11 January 2010The Gaia project recently passed another major milestone with the completion of three of the 10 payload mirrors. Final acceptance for the M5 and two M4 mirrors was granted by Delivery Review Boards conducted at the premises of Advanced Mechanical and Optical Systems (AMOS) in Liege, Belgium, towards the end of 2009.
The three mirrors were fabricated from sintered silicon carbide (SiC) by Boostec at Bazet near Tarbes, France. Silicon carbide has an extremely high Young's modulus (420 GPa, compared to 70 GPa for Zerodur or 60–90 GPa for CFRP) allowing the construction of a light but extremely stiff structure, important not only for the performance of the mirror in service, but also for minimising deformations caused by Earth's gravity field during on-ground characterisation.
To fabricate the mirrors, SiC powder was mixed with a binding agent and moulded at a pressure of around 1,400 bar.

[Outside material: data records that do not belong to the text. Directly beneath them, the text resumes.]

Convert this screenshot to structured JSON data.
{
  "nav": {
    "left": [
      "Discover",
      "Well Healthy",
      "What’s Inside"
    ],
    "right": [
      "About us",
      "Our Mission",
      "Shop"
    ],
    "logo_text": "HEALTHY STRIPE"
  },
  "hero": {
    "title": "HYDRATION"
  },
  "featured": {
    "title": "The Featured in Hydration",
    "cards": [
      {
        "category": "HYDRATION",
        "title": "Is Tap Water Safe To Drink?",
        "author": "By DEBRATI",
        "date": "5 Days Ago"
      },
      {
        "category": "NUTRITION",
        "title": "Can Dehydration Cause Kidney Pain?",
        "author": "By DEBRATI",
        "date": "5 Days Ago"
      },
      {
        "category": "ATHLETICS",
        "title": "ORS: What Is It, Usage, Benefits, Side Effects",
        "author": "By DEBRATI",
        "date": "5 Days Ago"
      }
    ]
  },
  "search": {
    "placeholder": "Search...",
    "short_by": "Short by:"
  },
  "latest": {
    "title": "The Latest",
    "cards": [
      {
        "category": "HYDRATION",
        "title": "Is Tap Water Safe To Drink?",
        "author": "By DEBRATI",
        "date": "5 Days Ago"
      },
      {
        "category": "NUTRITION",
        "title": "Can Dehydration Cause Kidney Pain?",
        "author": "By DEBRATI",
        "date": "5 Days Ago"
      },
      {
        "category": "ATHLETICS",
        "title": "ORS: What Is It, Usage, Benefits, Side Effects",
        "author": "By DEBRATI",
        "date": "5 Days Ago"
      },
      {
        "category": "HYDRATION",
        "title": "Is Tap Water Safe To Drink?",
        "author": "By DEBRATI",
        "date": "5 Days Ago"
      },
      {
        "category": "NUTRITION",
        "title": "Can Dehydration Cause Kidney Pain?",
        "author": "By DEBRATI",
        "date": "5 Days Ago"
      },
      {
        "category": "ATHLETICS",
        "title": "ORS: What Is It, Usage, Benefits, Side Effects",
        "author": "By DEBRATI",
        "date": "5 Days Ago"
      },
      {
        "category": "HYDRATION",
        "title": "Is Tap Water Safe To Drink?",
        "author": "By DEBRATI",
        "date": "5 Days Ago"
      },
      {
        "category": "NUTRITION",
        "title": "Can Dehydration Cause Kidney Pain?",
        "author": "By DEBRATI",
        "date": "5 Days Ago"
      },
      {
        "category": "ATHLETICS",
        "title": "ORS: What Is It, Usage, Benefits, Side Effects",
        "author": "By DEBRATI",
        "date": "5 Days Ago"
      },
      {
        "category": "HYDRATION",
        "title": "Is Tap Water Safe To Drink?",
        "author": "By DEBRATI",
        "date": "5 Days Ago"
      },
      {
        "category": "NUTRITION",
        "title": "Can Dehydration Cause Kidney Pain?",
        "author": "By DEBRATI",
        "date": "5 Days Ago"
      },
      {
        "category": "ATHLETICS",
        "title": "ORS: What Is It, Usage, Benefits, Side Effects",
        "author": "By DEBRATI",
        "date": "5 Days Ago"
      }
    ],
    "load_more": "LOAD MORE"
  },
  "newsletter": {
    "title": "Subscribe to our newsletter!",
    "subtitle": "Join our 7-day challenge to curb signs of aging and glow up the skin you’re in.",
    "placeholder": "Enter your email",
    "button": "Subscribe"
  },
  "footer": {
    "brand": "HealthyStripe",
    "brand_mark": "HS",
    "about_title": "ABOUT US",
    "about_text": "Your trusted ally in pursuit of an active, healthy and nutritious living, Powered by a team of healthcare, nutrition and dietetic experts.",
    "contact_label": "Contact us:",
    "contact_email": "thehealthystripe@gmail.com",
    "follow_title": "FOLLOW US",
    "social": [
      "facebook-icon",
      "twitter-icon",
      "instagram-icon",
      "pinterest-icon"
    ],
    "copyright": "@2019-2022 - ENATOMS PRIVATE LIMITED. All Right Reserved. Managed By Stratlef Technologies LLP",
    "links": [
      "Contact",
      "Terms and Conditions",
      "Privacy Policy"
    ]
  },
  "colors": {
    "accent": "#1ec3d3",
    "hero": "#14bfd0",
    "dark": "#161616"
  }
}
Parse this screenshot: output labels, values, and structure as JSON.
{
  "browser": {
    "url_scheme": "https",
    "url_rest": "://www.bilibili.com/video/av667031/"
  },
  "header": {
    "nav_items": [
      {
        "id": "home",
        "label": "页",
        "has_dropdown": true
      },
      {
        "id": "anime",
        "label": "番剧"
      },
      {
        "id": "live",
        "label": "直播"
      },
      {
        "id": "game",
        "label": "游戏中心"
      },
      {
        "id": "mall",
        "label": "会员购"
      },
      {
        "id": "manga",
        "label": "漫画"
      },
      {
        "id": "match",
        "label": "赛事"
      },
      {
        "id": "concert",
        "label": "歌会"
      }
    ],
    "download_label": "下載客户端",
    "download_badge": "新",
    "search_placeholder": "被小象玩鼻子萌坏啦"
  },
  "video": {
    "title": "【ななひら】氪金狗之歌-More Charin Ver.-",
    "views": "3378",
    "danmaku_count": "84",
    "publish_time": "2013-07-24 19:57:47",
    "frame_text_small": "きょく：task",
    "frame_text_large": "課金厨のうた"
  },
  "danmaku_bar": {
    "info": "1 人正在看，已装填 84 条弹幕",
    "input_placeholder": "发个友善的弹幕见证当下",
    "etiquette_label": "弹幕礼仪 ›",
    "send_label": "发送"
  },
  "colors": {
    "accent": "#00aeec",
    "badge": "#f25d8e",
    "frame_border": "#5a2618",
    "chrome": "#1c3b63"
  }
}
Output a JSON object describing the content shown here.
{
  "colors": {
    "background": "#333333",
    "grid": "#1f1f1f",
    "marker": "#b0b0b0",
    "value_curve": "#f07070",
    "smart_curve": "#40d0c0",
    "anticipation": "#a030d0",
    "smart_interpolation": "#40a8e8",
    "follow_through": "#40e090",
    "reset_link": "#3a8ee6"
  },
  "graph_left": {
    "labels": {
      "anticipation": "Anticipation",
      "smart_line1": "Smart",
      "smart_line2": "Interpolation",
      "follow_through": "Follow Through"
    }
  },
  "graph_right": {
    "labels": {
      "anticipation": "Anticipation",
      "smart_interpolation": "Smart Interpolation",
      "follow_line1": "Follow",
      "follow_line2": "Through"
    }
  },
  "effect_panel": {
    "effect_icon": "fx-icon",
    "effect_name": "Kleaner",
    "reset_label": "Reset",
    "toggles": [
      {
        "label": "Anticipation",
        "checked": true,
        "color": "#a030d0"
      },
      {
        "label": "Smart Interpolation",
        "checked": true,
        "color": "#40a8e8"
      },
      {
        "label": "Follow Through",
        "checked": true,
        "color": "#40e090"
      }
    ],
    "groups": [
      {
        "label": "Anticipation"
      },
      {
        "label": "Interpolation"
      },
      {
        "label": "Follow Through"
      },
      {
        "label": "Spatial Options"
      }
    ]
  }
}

The resulting 'green body' blank was then machined to shape, a task made more difficult by the extreme abrasiveness of the SiC powder. The machined blank was heated to in excess of 2,000°C to sinter the SiC, that is, to cause the particles of SiC powder to adhere to one another without actually melting them. After sintering, the mirror blank was ground to shape and lapped to achieve a flat surface.
As it is made of bonded particles, sintered silicon carbide cannot be polished to give an optically smooth surface. The required surface characteristics were achieved by coating the mirror surface with a layer of silicon carbide using chemical vapour deposition (CVD). The CVD layer of all Gaia mirrors is applied by Schunk Kohlenstofftechnik in Heuchelheim, Germany.
The requirements for the M5 mirror specified an RMS wavefront error of
The M4 and M5 mirrors will be delivered to EADS Astrium for integration onto the Structural Model (STM) of the Gaia Payload Module (PLM). Once the PLM STM has been integrated and aligned, it will be used for a range of mechanical tests. Among the most important of these will be the release tests for the bipods that support the optical bench during launch. These bipods carry the launch loads exerted by the optical bench, but then have to be released, leaving the bench supported by much lighter bipods – thus achieving the required mechanical characteristics for the optical bench mounting in orbit. The PLM will also be subjected to vibration tests to simulate the launch environment, with telescope boresight alignment tests conducted both before and after vibration to ensure that the telescope performance will be maintained after launch.
The integration, alignment and testing of the PLM STM will take around 9.5 months. The STM will then be refurbished as the proto-flight model.